In Part 1 it was proved that:

$n! \sim a \sqrt{2 n} \left({\dfrac n e}\right)^n$


Substituting for $n!$ in $(2)$ yields:

\(\displaystyle \frac \pi 2\) \(=\) \(\displaystyle \lim_{n \mathop \to \infty} \frac {2^{4 n} a^4 \left({4 n^2}\right) n^{4 n} e^{-4 n} } {a^2 \left({4 n}\right) 2^{4 n} n^{4 n} e^{-4 n} \left({2 n + 1}\right)}\)
\(\displaystyle \) \(=\) \(\displaystyle a^2 \lim_{n \mathop \to \infty} \frac n {2 n + 1}\) as most of it cancels out
\(\displaystyle \) \(=\) \(\displaystyle \frac {a^2} 2\)
\(\displaystyle \implies \ \ \) \(\displaystyle a\) \(=\) \(\displaystyle \sqrt \pi\)

Hence the result.

$\blacksquare$


Proof 2

Consider the sequence $\left \langle {d_n} \right \rangle$ defined as:

$\displaystyle d_n = \ln \left({n!}\right) - \left({n + \frac 1 2}\right) \ln n + n$
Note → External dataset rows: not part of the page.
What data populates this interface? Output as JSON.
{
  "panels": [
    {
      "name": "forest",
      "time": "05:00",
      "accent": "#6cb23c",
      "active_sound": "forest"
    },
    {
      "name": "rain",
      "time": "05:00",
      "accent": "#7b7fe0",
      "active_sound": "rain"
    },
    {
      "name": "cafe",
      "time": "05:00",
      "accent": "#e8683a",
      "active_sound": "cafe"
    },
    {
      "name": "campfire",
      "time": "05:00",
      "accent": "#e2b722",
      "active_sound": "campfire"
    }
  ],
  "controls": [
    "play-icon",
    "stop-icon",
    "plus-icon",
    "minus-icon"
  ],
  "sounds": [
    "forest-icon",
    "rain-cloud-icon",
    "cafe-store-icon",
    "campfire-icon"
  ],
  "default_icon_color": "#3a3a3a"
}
From Lemma 2 it is seen that $\left \langle {d_n} \right \rangle$ is a decreasing sequence.


From Lemma 3 it is seen that the sequence:
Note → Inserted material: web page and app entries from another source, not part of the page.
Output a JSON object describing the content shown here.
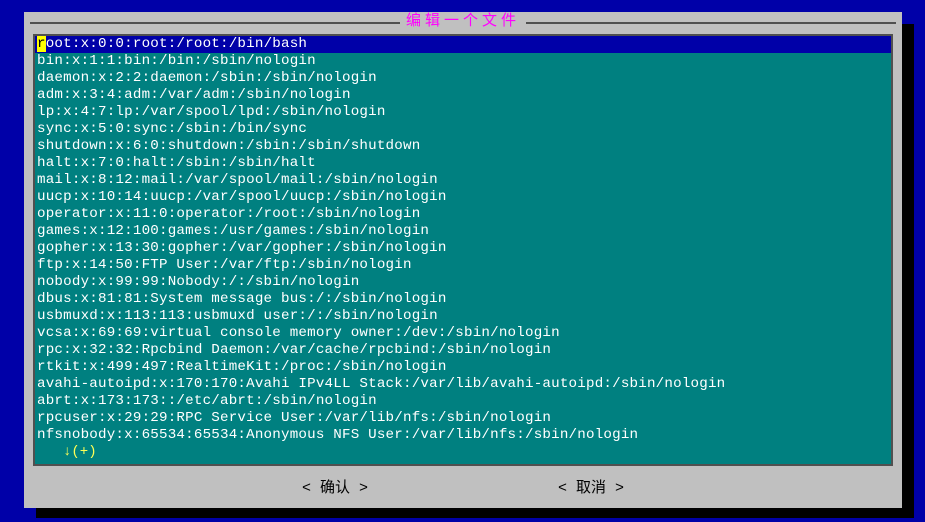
{
  "title": "编辑一个文件",
  "status": "↓(+)",
  "buttons": {
    "ok": "< 确认 >",
    "cancel": "< 取消 >"
  },
  "lines": [
    "root:x:0:0:root:/root:/bin/bash",
    "bin:x:1:1:bin:/bin:/sbin/nologin",
    "daemon:x:2:2:daemon:/sbin:/sbin/nologin",
    "adm:x:3:4:adm:/var/adm:/sbin/nologin",
    "lp:x:4:7:lp:/var/spool/lpd:/sbin/nologin",
    "sync:x:5:0:sync:/sbin:/bin/sync",
    "shutdown:x:6:0:shutdown:/sbin:/sbin/shutdown",
    "halt:x:7:0:halt:/sbin:/sbin/halt",
    "mail:x:8:12:mail:/var/spool/mail:/sbin/nologin",
    "uucp:x:10:14:uucp:/var/spool/uucp:/sbin/nologin",
    "operator:x:11:0:operator:/root:/sbin/nologin",
    "games:x:12:100:games:/usr/games:/sbin/nologin",
    "gopher:x:13:30:gopher:/var/gopher:/sbin/nologin",
    "ftp:x:14:50:FTP User:/var/ftp:/sbin/nologin",
    "nobody:x:99:99:Nobody:/:/sbin/nologin",
    "dbus:x:81:81:System message bus:/:/sbin/nologin",
    "usbmuxd:x:113:113:usbmuxd user:/:/sbin/nologin",
    "vcsa:x:69:69:virtual console memory owner:/dev:/sbin/nologin",
    "rpc:x:32:32:Rpcbind Daemon:/var/cache/rpcbind:/sbin/nologin",
    "rtkit:x:499:497:RealtimeKit:/proc:/sbin/nologin",
    "avahi-autoipd:x:170:170:Avahi IPv4LL Stack:/var/lib/avahi-autoipd:/sbin/nologin",
    "abrt:x:173:173::/etc/abrt:/sbin/nologin",
    "rpcuser:x:29:29:RPC Service User:/var/lib/nfs:/sbin/nologin",
    "nfsnobody:x:65534:65534:Anonymous NFS User:/var/lib/nfs:/sbin/nologin"
  ]
}
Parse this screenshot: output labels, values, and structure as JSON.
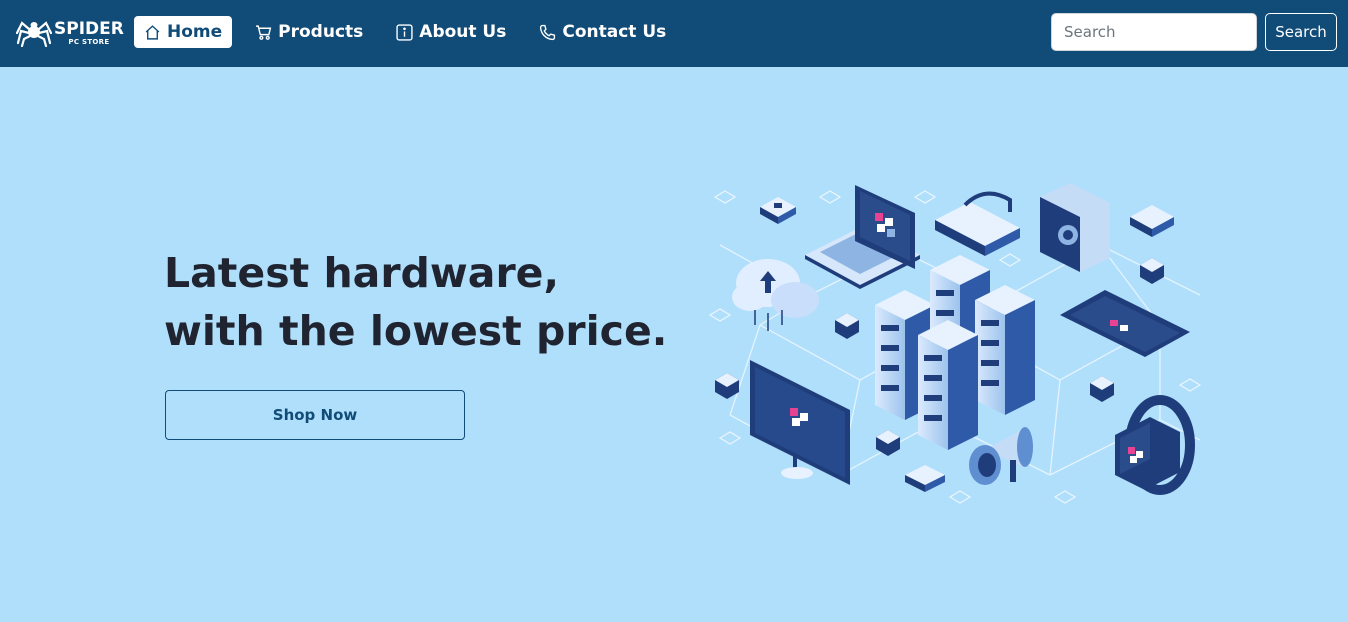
{
  "brand": {
    "title": "SPIDER",
    "subtitle": "PC STORE",
    "icon": "spider-logo"
  },
  "nav": {
    "items": [
      {
        "label": "Home",
        "icon": "home-icon",
        "active": true
      },
      {
        "label": "Products",
        "icon": "cart-icon",
        "active": false
      },
      {
        "label": "About Us",
        "icon": "info-icon",
        "active": false
      },
      {
        "label": "Contact Us",
        "icon": "phone-icon",
        "active": false
      }
    ]
  },
  "search": {
    "placeholder": "Search",
    "button_label": "Search"
  },
  "hero": {
    "title_line1": "Latest hardware,",
    "title_line2": "with the lowest price.",
    "cta_label": "Shop Now",
    "illustration": "isometric-hardware-network-illustration"
  },
  "colors": {
    "navbar": "#114c78",
    "background": "#b0dffc",
    "text": "#1f2430",
    "accent": "#114c78"
  }
}
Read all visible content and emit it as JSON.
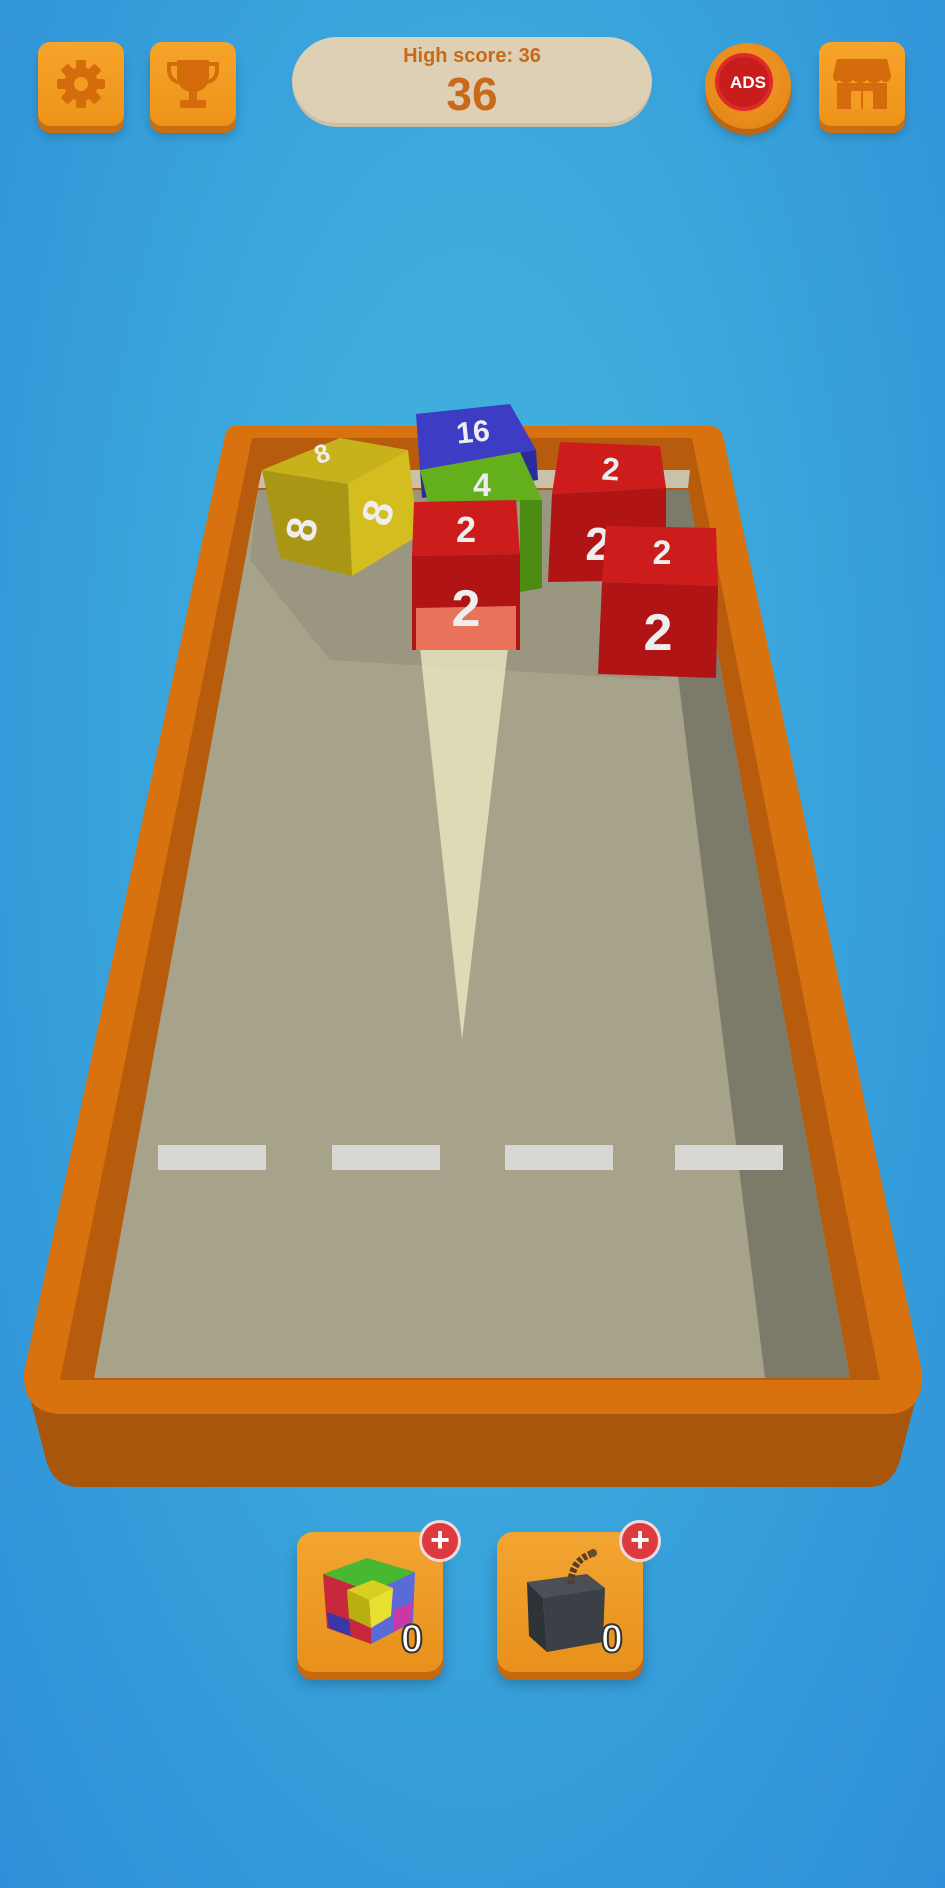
{
  "hud": {
    "high_score_label": "High score: 36",
    "score": "36",
    "no_ads_label": "ADS"
  },
  "board": {
    "cubes": [
      {
        "value": "16",
        "color": "#3f3fc8"
      },
      {
        "value": "8",
        "color": "#c8b21c"
      },
      {
        "value": "4",
        "color": "#5aa818"
      },
      {
        "value": "2",
        "color": "#c81818"
      },
      {
        "value": "2",
        "color": "#c81818"
      },
      {
        "value": "2",
        "color": "#c81818"
      }
    ]
  },
  "powerups": [
    {
      "name": "color-cube",
      "count": "0",
      "add_label": "+"
    },
    {
      "name": "bomb",
      "count": "0",
      "add_label": "+"
    }
  ]
}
$\left \langle {d_n - \dfrac 1 {12 n}}\right\rangle$

is increasing.

In particular:

$\forall n \in \N_{>0}: d_n - \dfrac 1 {12 n} \ge d_1 = \dfrac 1 {12}$

and so $\left\langle{d_n}\right\rangle$ is bounded below.


From the Monotone Convergence Theorem (Real Analysis), it follows that $\left\langle{d_n}\right\rangle$ is convergent.

Let $d_n \to d$ as $n \to \infty$.

From Exponential Function is Continuous, we have:

$\exp d_n \to \exp d$ as $n \to \infty$

Let $C = \exp d$.

Then:

$\dfrac {n!} {n^n \sqrt n e^{-n} } \to C$ as $n \to \infty$


It remains to be shown that $C = \sqrt {2 \pi}$.


Let $I_n$ be defined as:

$\displaystyle I_n = \int_0^{\frac \pi 2} \sin^n x \ \mathrm d x$

Then from Lemma 4:

$\displaystyle \lim_{n \mathop \to \infty} \frac {I_{2n} } {I_{2n+1} } = 1$


So:

\(\displaystyle \lim_{n \mathop \to \infty} \dfrac {n!} {n^n \sqrt n e^{-n} }\) \(=\) \(\displaystyle \sqrt {2 \pi}\) Lemma 5
\(\displaystyle \implies \ \ \) \(\displaystyle \lim_{n \mathop \to \infty} \dfrac {n!} {\sqrt{2 \pi n} \left({\frac n e}\right)^n}\) \(=\) \(\displaystyle 1\)

Hence the result.

$\blacksquare$


Also defined as

This result can also be seen reported as:

$n! \sim \sqrt {2 \pi} n^n n^{1/2} e^{-n}$

Other variants are sometimes encountered.


Also known as

Stirling's Formula is otherwise known as Stirling's approximation.


Examples

Factorial of $8$

The factorial of $8$ is given by Stirling's Formula as:

$8! \approx 39 \ 902$

which shows an error of about $1 \%$.


Also see


Source of Name

This entry was named for James Stirling.


Sources